**Aim of the exercise**: The lines to extract begin at the line that contains "Output a JSON" and run through the last line of the listing; reproduce them exactly, minus any pictures.
------------------------------------------------
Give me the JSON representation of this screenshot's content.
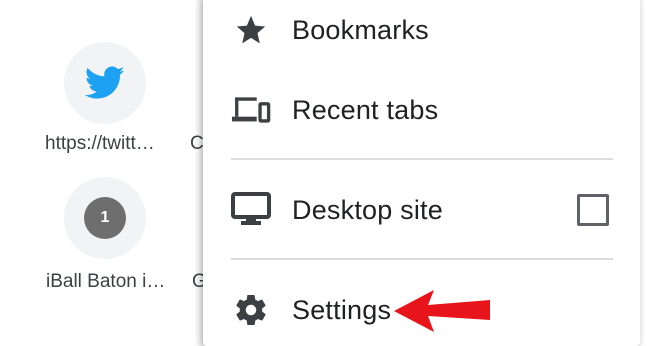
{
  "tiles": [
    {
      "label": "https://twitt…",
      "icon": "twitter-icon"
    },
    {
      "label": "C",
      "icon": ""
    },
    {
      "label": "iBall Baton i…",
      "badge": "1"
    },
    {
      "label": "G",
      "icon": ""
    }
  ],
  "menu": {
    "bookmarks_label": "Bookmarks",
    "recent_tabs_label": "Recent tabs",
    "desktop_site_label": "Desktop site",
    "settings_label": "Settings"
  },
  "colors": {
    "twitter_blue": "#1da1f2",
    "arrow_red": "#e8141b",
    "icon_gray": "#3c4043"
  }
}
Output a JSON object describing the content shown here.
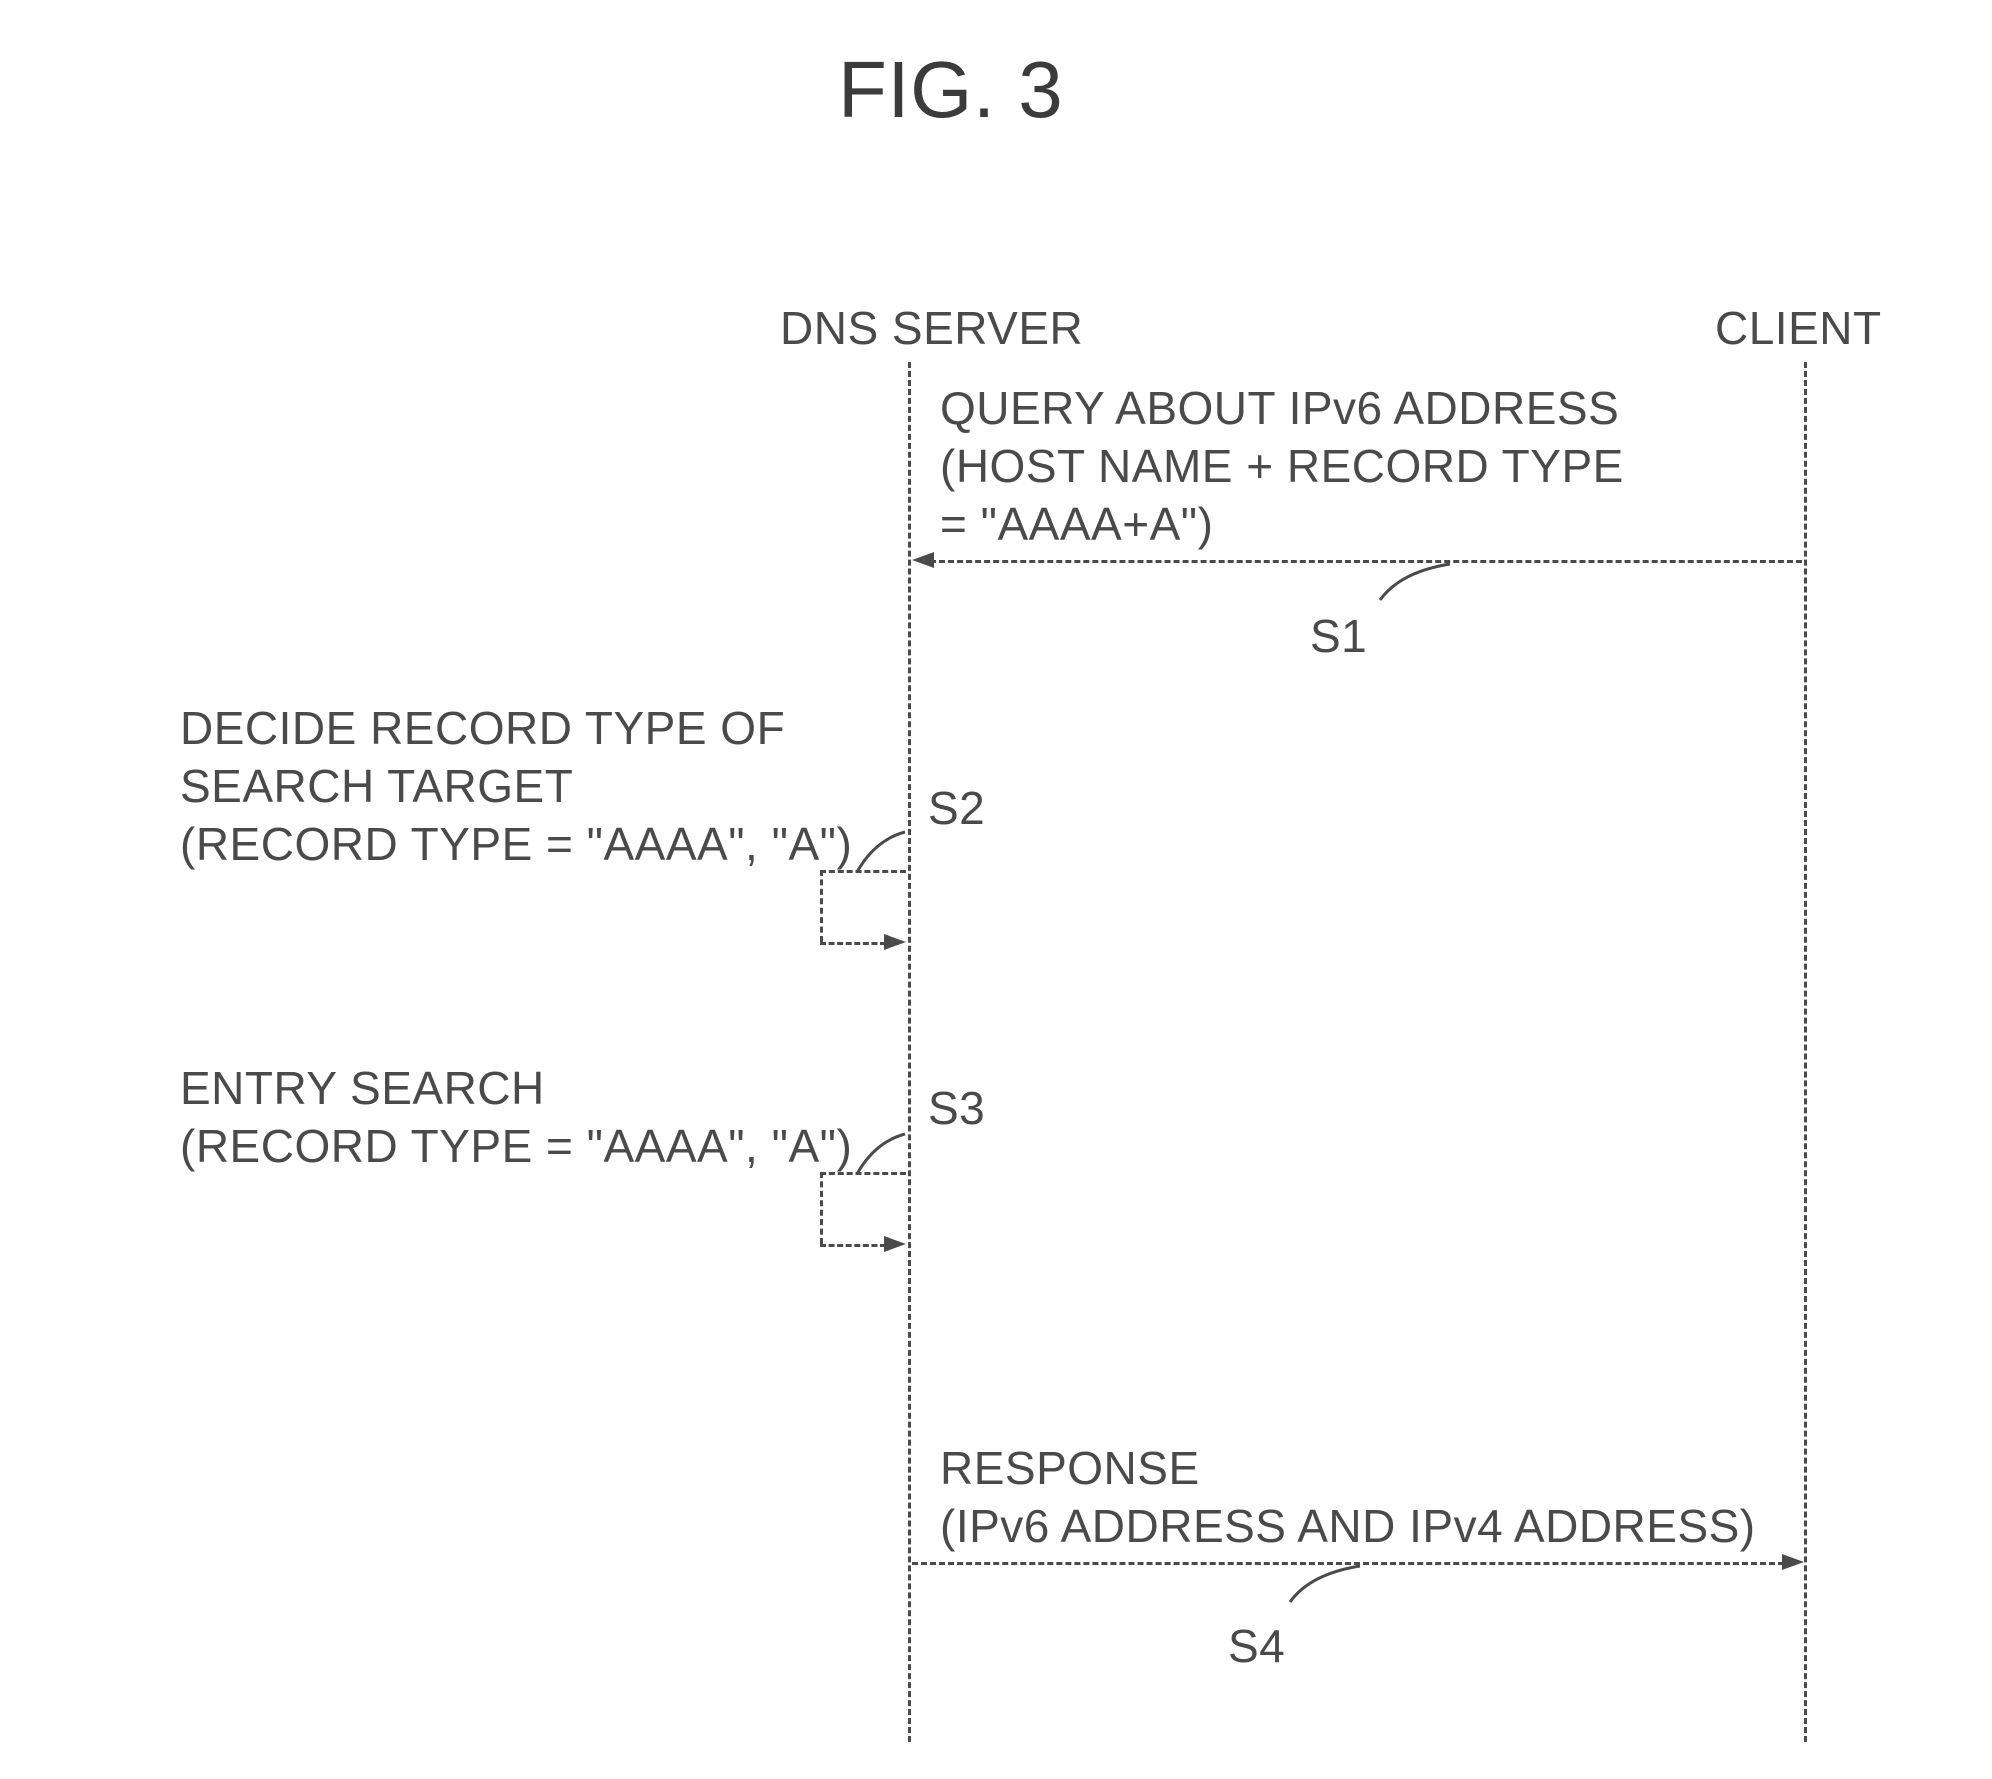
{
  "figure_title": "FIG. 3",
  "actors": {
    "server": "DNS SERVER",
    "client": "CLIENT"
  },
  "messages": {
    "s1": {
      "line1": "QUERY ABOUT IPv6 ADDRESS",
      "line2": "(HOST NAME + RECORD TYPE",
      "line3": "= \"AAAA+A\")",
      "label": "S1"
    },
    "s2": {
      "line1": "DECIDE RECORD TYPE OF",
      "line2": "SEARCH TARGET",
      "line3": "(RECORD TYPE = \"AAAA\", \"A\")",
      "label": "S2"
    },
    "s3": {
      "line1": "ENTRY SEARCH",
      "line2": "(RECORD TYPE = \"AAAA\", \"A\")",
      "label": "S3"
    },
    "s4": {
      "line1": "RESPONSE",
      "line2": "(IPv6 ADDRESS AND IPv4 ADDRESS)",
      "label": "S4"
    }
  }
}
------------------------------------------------
**Problem solution**:
Output a JSON object describing the content shown here.
{
  "figure_title": "FIG. 3",
  "actors": {
    "server": "DNS SERVER",
    "client": "CLIENT"
  },
  "messages": {
    "s1": {
      "line1": "QUERY ABOUT IPv6 ADDRESS",
      "line2": "(HOST NAME + RECORD TYPE",
      "line3": "= \"AAAA+A\")",
      "label": "S1"
    },
    "s2": {
      "line1": "DECIDE RECORD TYPE OF",
      "line2": "SEARCH TARGET",
      "line3": "(RECORD TYPE = \"AAAA\", \"A\")",
      "label": "S2"
    },
    "s3": {
      "line1": "ENTRY SEARCH",
      "line2": "(RECORD TYPE = \"AAAA\", \"A\")",
      "label": "S3"
    },
    "s4": {
      "line1": "RESPONSE",
      "line2": "(IPv6 ADDRESS AND IPv4 ADDRESS)",
      "label": "S4"
    }
  }
}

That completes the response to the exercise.